- Exercise brief -
In the records below, how many lines hold the string "Road"? Give only the number.

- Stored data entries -
──────────

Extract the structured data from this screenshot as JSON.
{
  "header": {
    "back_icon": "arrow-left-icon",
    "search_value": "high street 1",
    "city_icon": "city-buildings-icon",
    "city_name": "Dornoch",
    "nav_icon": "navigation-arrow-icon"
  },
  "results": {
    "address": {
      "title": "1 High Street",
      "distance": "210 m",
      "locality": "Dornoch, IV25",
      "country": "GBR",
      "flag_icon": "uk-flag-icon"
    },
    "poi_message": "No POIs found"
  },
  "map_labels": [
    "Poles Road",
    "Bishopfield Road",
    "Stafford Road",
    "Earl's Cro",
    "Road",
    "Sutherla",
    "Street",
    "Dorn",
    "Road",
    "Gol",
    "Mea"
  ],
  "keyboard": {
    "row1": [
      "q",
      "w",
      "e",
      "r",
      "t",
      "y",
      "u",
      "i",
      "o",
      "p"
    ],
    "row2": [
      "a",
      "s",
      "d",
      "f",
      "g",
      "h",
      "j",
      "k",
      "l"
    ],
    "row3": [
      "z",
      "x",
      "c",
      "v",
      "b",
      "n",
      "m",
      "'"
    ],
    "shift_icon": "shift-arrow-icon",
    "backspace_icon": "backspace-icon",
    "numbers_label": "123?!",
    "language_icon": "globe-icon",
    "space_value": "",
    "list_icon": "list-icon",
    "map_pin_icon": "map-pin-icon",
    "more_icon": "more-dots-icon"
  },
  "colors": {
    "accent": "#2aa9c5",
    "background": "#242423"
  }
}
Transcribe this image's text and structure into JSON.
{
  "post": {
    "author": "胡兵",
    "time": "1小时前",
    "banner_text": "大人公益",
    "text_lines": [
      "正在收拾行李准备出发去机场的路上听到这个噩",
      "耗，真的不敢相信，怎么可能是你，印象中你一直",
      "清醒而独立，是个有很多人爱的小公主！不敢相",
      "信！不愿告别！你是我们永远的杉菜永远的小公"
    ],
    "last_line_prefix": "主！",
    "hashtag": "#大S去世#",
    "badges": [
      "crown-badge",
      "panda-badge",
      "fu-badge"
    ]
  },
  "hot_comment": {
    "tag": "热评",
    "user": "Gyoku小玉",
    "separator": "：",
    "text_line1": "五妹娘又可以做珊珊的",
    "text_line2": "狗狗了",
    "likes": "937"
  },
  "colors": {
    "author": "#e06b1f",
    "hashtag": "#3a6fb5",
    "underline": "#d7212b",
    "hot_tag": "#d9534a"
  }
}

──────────

- Response for this exercise -
5